Assignment
Among the entries below, find the lines with the word "structured" and return them.

Data for review
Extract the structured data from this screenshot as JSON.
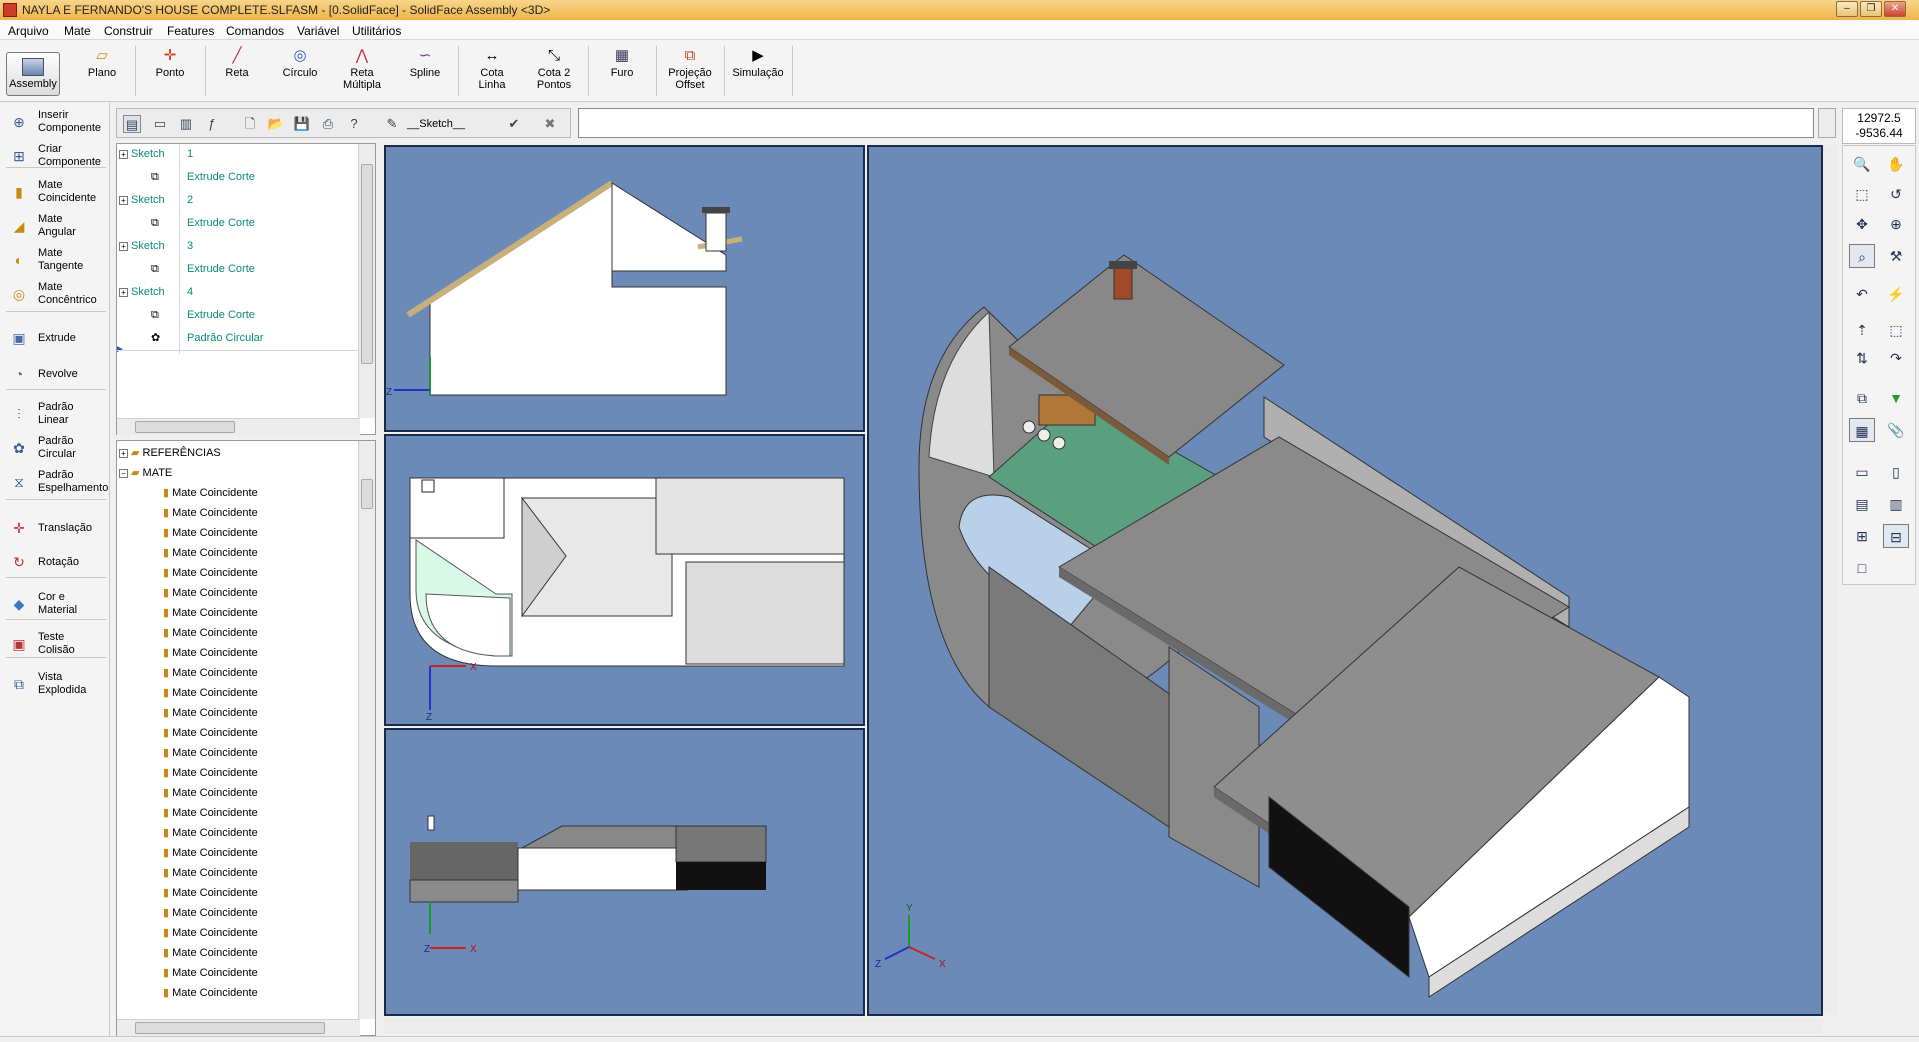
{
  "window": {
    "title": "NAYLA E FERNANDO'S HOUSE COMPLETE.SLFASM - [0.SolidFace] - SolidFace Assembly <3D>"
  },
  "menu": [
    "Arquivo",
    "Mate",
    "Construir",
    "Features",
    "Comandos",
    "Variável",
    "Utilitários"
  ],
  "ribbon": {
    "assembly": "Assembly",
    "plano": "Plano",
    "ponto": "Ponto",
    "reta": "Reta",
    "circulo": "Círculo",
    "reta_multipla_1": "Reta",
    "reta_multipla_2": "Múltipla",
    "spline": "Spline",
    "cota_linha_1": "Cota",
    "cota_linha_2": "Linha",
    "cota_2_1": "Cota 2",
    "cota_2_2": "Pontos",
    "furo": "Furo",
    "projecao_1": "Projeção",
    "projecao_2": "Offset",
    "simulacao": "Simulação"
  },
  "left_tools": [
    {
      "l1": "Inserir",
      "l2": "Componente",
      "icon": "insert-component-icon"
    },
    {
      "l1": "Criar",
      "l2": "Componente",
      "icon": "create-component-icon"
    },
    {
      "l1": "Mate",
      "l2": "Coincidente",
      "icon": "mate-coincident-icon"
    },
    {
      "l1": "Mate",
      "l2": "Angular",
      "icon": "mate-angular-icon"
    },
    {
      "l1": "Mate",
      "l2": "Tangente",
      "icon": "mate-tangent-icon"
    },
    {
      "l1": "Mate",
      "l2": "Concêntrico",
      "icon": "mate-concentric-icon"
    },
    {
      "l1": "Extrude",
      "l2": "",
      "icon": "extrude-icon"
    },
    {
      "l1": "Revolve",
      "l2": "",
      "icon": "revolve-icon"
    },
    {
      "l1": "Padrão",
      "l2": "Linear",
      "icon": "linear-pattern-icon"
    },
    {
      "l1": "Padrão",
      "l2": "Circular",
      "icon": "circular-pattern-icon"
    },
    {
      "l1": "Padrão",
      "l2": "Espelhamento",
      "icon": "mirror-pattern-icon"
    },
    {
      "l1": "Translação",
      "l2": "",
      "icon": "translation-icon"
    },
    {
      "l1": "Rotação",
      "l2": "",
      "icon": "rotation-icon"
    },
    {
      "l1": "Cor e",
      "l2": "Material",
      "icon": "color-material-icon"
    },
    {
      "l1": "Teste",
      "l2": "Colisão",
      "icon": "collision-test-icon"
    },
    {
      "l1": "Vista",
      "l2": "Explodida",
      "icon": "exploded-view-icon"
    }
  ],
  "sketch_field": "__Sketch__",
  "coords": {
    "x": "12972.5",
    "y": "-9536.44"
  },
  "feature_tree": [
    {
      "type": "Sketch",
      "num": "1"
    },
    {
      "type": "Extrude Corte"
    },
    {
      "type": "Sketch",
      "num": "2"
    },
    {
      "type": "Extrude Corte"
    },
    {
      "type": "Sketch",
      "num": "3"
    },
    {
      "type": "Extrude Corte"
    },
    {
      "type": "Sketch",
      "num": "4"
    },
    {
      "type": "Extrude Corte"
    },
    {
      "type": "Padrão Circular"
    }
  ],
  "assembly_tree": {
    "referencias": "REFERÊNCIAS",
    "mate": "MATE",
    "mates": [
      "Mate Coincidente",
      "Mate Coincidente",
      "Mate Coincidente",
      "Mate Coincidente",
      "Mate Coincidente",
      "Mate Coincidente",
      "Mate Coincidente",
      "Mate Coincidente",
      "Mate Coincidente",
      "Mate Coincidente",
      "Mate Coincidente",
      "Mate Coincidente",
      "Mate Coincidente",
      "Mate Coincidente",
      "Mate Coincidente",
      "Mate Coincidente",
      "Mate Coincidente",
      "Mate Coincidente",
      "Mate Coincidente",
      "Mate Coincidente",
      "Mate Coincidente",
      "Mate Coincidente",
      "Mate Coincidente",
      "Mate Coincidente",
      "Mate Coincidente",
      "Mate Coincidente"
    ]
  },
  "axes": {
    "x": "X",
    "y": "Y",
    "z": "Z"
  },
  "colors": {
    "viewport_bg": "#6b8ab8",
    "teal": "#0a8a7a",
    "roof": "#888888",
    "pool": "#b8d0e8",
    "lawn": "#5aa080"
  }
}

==

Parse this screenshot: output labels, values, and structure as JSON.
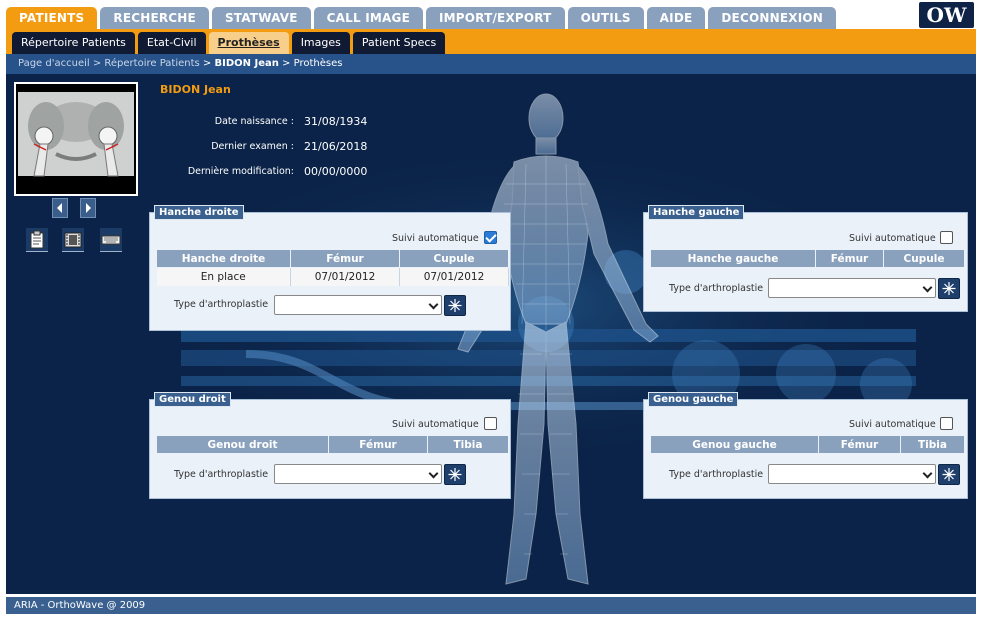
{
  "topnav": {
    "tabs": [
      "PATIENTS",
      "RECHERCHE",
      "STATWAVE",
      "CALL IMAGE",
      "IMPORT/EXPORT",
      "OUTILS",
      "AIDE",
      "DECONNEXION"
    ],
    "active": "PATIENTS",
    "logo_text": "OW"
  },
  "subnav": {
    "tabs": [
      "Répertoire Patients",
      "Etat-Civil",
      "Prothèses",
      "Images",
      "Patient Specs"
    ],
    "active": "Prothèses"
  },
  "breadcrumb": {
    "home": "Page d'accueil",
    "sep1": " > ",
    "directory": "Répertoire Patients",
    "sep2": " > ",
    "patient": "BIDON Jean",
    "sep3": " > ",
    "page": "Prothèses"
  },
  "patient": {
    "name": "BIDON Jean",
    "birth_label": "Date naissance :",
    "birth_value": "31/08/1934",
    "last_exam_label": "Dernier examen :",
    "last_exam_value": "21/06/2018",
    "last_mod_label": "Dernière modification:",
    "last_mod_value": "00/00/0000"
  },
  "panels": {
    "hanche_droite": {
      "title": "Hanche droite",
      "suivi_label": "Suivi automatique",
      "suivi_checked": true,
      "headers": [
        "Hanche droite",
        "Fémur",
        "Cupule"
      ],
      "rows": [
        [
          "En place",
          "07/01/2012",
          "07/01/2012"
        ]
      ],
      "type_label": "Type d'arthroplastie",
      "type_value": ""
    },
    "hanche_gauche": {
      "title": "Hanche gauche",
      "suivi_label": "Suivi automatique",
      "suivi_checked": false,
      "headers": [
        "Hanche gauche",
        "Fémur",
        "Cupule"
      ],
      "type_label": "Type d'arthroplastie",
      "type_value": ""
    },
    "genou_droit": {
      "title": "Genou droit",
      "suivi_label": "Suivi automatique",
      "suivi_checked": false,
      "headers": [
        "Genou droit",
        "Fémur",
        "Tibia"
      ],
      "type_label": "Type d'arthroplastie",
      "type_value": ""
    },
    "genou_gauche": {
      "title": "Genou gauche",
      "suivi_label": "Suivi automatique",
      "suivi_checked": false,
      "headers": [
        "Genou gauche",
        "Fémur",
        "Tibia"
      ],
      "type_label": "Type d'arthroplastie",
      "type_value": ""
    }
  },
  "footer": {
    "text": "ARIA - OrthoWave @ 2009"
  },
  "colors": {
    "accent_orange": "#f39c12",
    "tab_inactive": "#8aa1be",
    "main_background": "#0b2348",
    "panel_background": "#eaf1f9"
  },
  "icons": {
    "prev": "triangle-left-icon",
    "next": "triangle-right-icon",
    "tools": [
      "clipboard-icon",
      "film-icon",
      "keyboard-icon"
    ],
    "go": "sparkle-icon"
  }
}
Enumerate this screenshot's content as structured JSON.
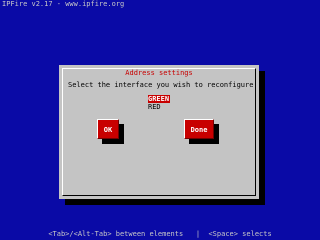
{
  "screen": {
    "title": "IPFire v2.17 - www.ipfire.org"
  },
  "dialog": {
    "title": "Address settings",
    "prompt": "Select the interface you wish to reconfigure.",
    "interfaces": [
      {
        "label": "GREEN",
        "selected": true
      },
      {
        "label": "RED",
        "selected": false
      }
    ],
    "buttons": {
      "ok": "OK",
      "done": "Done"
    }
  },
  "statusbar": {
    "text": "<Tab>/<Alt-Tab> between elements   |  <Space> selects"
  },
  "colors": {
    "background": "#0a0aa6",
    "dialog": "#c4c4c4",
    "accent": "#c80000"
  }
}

Result for this task
Extract the structured data from this screenshot as JSON.
Enumerate this screenshot's content as structured JSON.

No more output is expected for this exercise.